Without the pictures, give every record again exactly.

====== Material provided ======

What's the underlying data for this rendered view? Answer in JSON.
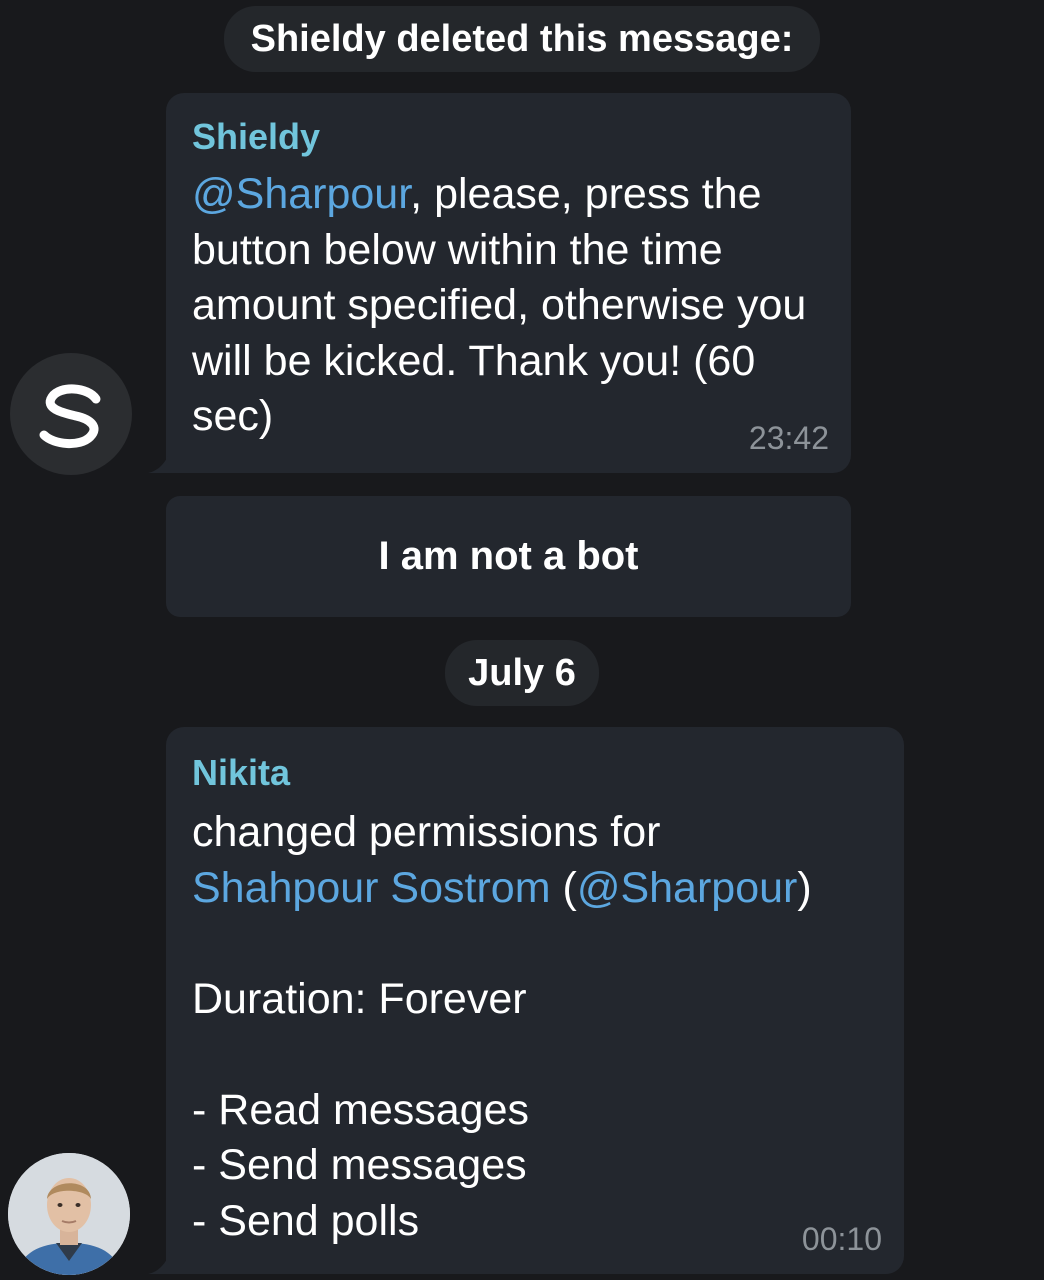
{
  "service_message": {
    "text": "Shieldy deleted this message:"
  },
  "messages": [
    {
      "sender": "Shieldy",
      "mention": "@Sharpour",
      "text": ", please, press the button below within the time amount specified, otherwise you will be kicked. Thank you! (60 sec)",
      "time": "23:42",
      "avatar_letter": "S"
    },
    {
      "sender": "Nikita",
      "line_prefix": "changed permissions for",
      "user_link": "Shahpour Sostrom",
      "open_paren": " (",
      "mention": "@Sharpour",
      "close_paren": ")",
      "duration": "Duration: Forever",
      "permissions": [
        "- Read messages",
        "- Send messages",
        "- Send polls"
      ],
      "time": "00:10"
    }
  ],
  "inline_button": {
    "label": "I am not a bot"
  },
  "date_separator": {
    "label": "July 6"
  },
  "colors": {
    "background": "#18191c",
    "bubble": "#23272e",
    "sender_name": "#71c5dc",
    "link": "#5ca7e0",
    "timestamp": "#8d9399"
  }
}
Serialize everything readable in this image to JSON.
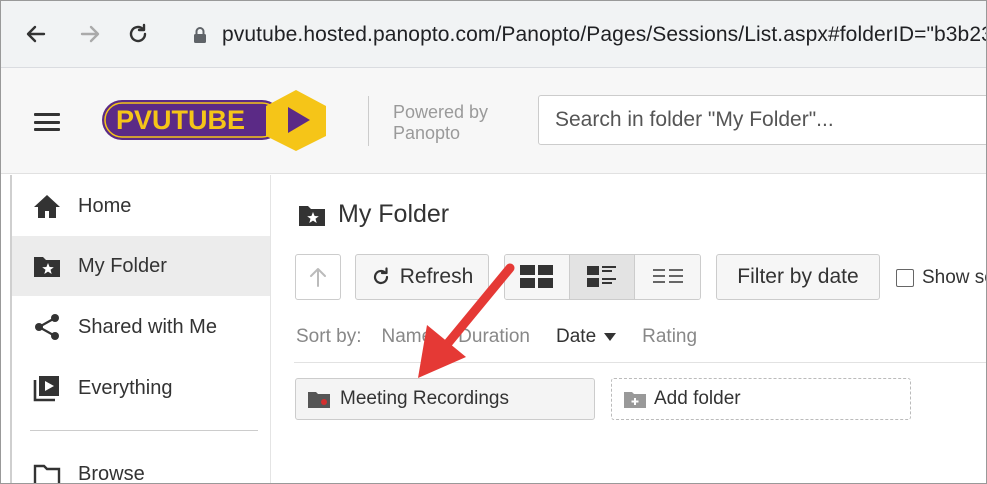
{
  "browser": {
    "url": "pvutube.hosted.panopto.com/Panopto/Pages/Sessions/List.aspx#folderID=\"b3b23"
  },
  "header": {
    "logo_text": "PVUTUBE",
    "powered_by_line1": "Powered by",
    "powered_by_line2": "Panopto",
    "search_placeholder": "Search in folder \"My Folder\"..."
  },
  "sidebar": {
    "items": [
      {
        "label": "Home",
        "icon": "home-icon"
      },
      {
        "label": "My Folder",
        "icon": "star-folder-icon",
        "active": true
      },
      {
        "label": "Shared with Me",
        "icon": "share-icon"
      },
      {
        "label": "Everything",
        "icon": "play-stack-icon"
      },
      {
        "label": "Browse",
        "icon": "folder-icon"
      }
    ]
  },
  "main": {
    "title": "My Folder",
    "toolbar": {
      "refresh_label": "Refresh",
      "filter_label": "Filter by date",
      "show_label": "Show so"
    },
    "sort": {
      "label": "Sort by:",
      "options": [
        "Name",
        "Duration",
        "Date",
        "Rating"
      ],
      "active": "Date"
    },
    "folders": [
      {
        "label": "Meeting Recordings"
      }
    ],
    "add_folder_label": "Add folder"
  },
  "colors": {
    "logo_purple": "#5b2a86",
    "logo_yellow": "#f5c518",
    "annotation_arrow": "#e53935"
  }
}
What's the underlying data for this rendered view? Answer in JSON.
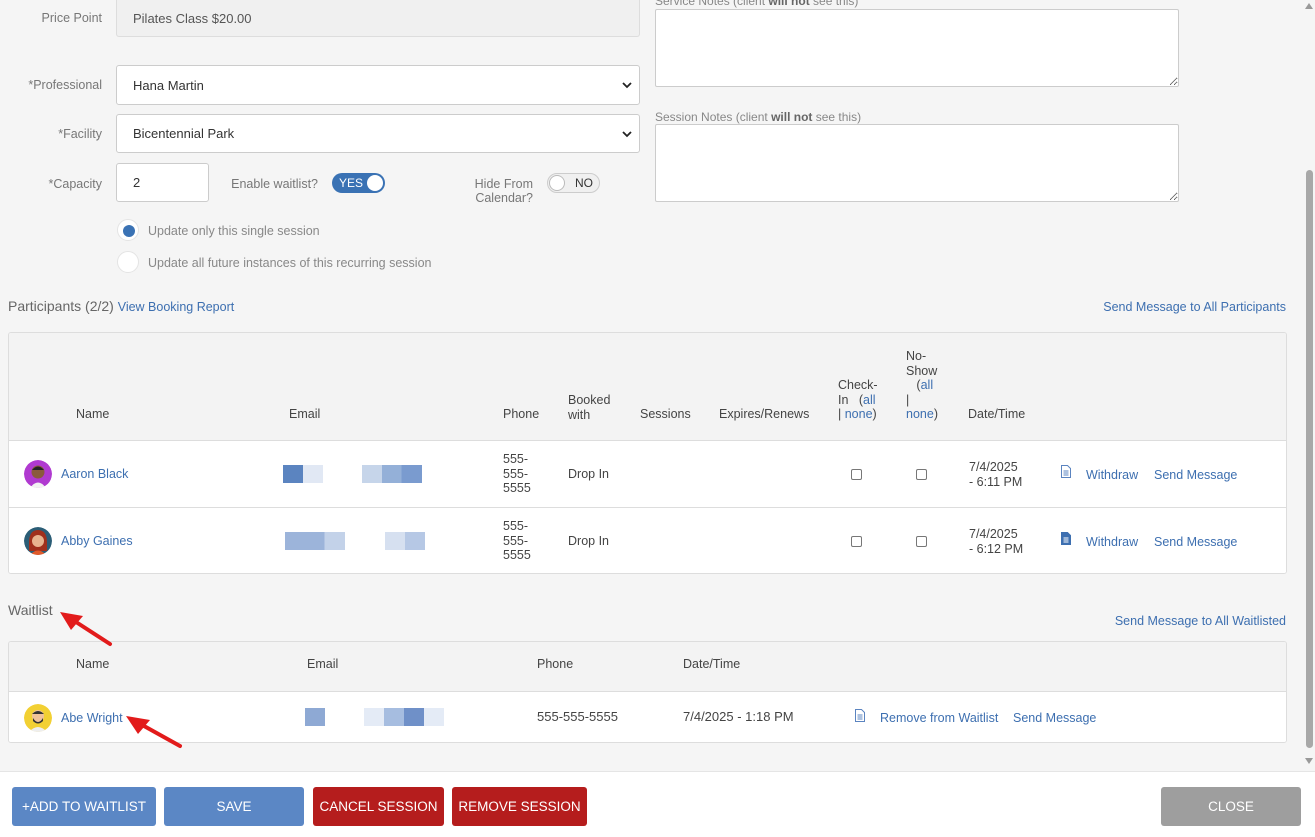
{
  "form": {
    "price_point_label": "Price Point",
    "price_point_value": "Pilates Class $20.00",
    "professional_label": "*Professional",
    "professional_value": "Hana Martin",
    "facility_label": "*Facility",
    "facility_value": "Bicentennial Park",
    "capacity_label": "*Capacity",
    "capacity_value": "2",
    "waitlist_label": "Enable waitlist?",
    "waitlist_toggle": "YES",
    "hide_label_1": "Hide From",
    "hide_label_2": "Calendar?",
    "hide_toggle": "NO",
    "radio_single": "Update only this single session",
    "radio_all": "Update all future instances of this recurring session",
    "service_notes_pre": "Service Notes (client ",
    "service_notes_bold": "will not",
    "service_notes_post": " see this)",
    "session_notes_pre": "Session Notes (client ",
    "session_notes_bold": "will not",
    "session_notes_post": " see this)"
  },
  "participants": {
    "title": "Participants (2/2)",
    "report_link": "View Booking Report",
    "send_all": "Send Message to All Participants",
    "headers": {
      "name": "Name",
      "email": "Email",
      "phone": "Phone",
      "booked_1": "Booked",
      "booked_2": "with",
      "sessions": "Sessions",
      "expires": "Expires/Renews",
      "checkin_1": "Check-",
      "checkin_2": "In",
      "noshow_1": "No-",
      "noshow_2": "Show",
      "all": "all",
      "sep": "|",
      "none": "none",
      "datetime": "Date/Time"
    },
    "rows": [
      {
        "name": "Aaron Black",
        "phone_1": "555-",
        "phone_2": "555-",
        "phone_3": "5555",
        "booked": "Drop In",
        "date_1": "7/4/2025",
        "date_2": "- 6:11 PM",
        "withdraw": "Withdraw",
        "send": "Send Message"
      },
      {
        "name": "Abby Gaines",
        "phone_1": "555-",
        "phone_2": "555-",
        "phone_3": "5555",
        "booked": "Drop In",
        "date_1": "7/4/2025",
        "date_2": "- 6:12 PM",
        "withdraw": "Withdraw",
        "send": "Send Message"
      }
    ]
  },
  "waitlist": {
    "title": "Waitlist",
    "send_all": "Send Message to All Waitlisted",
    "headers": {
      "name": "Name",
      "email": "Email",
      "phone": "Phone",
      "datetime": "Date/Time"
    },
    "rows": [
      {
        "name": "Abe Wright",
        "phone": "555-555-5555",
        "datetime": "7/4/2025 - 1:18 PM",
        "remove": "Remove from Waitlist",
        "send": "Send Message"
      }
    ]
  },
  "footer": {
    "add_waitlist": "+ADD TO WAITLIST",
    "save": "SAVE",
    "cancel_session": "CANCEL SESSION",
    "remove_session": "REMOVE SESSION",
    "close": "CLOSE"
  },
  "colors": {
    "accent": "#3a72b4",
    "link": "#3d6fb0",
    "danger": "#b51d1d",
    "annotation_arrow": "#e21b1b"
  }
}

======

Answer:
What's the underlying data for this rendered view? Answer in JSON.
{
  "service_message": {
    "text": "Shieldy deleted this message:"
  },
  "messages": [
    {
      "sender": "Shieldy",
      "mention": "@Sharpour",
      "text": ", please, press the button below within the time amount specified, otherwise you will be kicked. Thank you! (60 sec)",
      "time": "23:42",
      "avatar_letter": "S"
    },
    {
      "sender": "Nikita",
      "line_prefix": "changed permissions for",
      "user_link": "Shahpour Sostrom",
      "open_paren": " (",
      "mention": "@Sharpour",
      "close_paren": ")",
      "duration": "Duration: Forever",
      "permissions": [
        "- Read messages",
        "- Send messages",
        "- Send polls"
      ],
      "time": "00:10"
    }
  ],
  "inline_button": {
    "label": "I am not a bot"
  },
  "date_separator": {
    "label": "July 6"
  },
  "colors": {
    "background": "#18191c",
    "bubble": "#23272e",
    "sender_name": "#71c5dc",
    "link": "#5ca7e0",
    "timestamp": "#8d9399"
  }
}
Serialize everything readable in this image to JSON.
{
  "browser": {
    "url": "pvutube.hosted.panopto.com/Panopto/Pages/Sessions/List.aspx#folderID=\"b3b23"
  },
  "header": {
    "logo_text": "PVUTUBE",
    "powered_by_line1": "Powered by",
    "powered_by_line2": "Panopto",
    "search_placeholder": "Search in folder \"My Folder\"..."
  },
  "sidebar": {
    "items": [
      {
        "label": "Home",
        "icon": "home-icon"
      },
      {
        "label": "My Folder",
        "icon": "star-folder-icon",
        "active": true
      },
      {
        "label": "Shared with Me",
        "icon": "share-icon"
      },
      {
        "label": "Everything",
        "icon": "play-stack-icon"
      },
      {
        "label": "Browse",
        "icon": "folder-icon"
      }
    ]
  },
  "main": {
    "title": "My Folder",
    "toolbar": {
      "refresh_label": "Refresh",
      "filter_label": "Filter by date",
      "show_label": "Show so"
    },
    "sort": {
      "label": "Sort by:",
      "options": [
        "Name",
        "Duration",
        "Date",
        "Rating"
      ],
      "active": "Date"
    },
    "folders": [
      {
        "label": "Meeting Recordings"
      }
    ],
    "add_folder_label": "Add folder"
  },
  "colors": {
    "logo_purple": "#5b2a86",
    "logo_yellow": "#f5c518",
    "annotation_arrow": "#e53935"
  }
}
What's the underlying data for this rendered view? Answer in JSON.
{
  "form": {
    "price_point_label": "Price Point",
    "price_point_value": "Pilates Class $20.00",
    "professional_label": "*Professional",
    "professional_value": "Hana Martin",
    "facility_label": "*Facility",
    "facility_value": "Bicentennial Park",
    "capacity_label": "*Capacity",
    "capacity_value": "2",
    "waitlist_label": "Enable waitlist?",
    "waitlist_toggle": "YES",
    "hide_label_1": "Hide From",
    "hide_label_2": "Calendar?",
    "hide_toggle": "NO",
    "radio_single": "Update only this single session",
    "radio_all": "Update all future instances of this recurring session",
    "service_notes_pre": "Service Notes (client ",
    "service_notes_bold": "will not",
    "service_notes_post": " see this)",
    "session_notes_pre": "Session Notes (client ",
    "session_notes_bold": "will not",
    "session_notes_post": " see this)"
  },
  "participants": {
    "title": "Participants (2/2)",
    "report_link": "View Booking Report",
    "send_all": "Send Message to All Participants",
    "headers": {
      "name": "Name",
      "email": "Email",
      "phone": "Phone",
      "booked_1": "Booked",
      "booked_2": "with",
      "sessions": "Sessions",
      "expires": "Expires/Renews",
      "checkin_1": "Check-",
      "checkin_2": "In",
      "noshow_1": "No-",
      "noshow_2": "Show",
      "all": "all",
      "sep": "|",
      "none": "none",
      "datetime": "Date/Time"
    },
    "rows": [
      {
        "name": "Aaron Black",
        "phone_1": "555-",
        "phone_2": "555-",
        "phone_3": "5555",
        "booked": "Drop In",
        "date_1": "7/4/2025",
        "date_2": "- 6:11 PM",
        "withdraw": "Withdraw",
        "send": "Send Message"
      },
      {
        "name": "Abby Gaines",
        "phone_1": "555-",
        "phone_2": "555-",
        "phone_3": "5555",
        "booked": "Drop In",
        "date_1": "7/4/2025",
        "date_2": "- 6:12 PM",
        "withdraw": "Withdraw",
        "send": "Send Message"
      }
    ]
  },
  "waitlist": {
    "title": "Waitlist",
    "send_all": "Send Message to All Waitlisted",
    "headers": {
      "name": "Name",
      "email": "Email",
      "phone": "Phone",
      "datetime": "Date/Time"
    },
    "rows": [
      {
        "name": "Abe Wright",
        "phone": "555-555-5555",
        "datetime": "7/4/2025 - 1:18 PM",
        "remove": "Remove from Waitlist",
        "send": "Send Message"
      }
    ]
  },
  "footer": {
    "add_waitlist": "+ADD TO WAITLIST",
    "save": "SAVE",
    "cancel_session": "CANCEL SESSION",
    "remove_session": "REMOVE SESSION",
    "close": "CLOSE"
  },
  "colors": {
    "accent": "#3a72b4",
    "link": "#3d6fb0",
    "danger": "#b51d1d",
    "annotation_arrow": "#e21b1b"
  }
}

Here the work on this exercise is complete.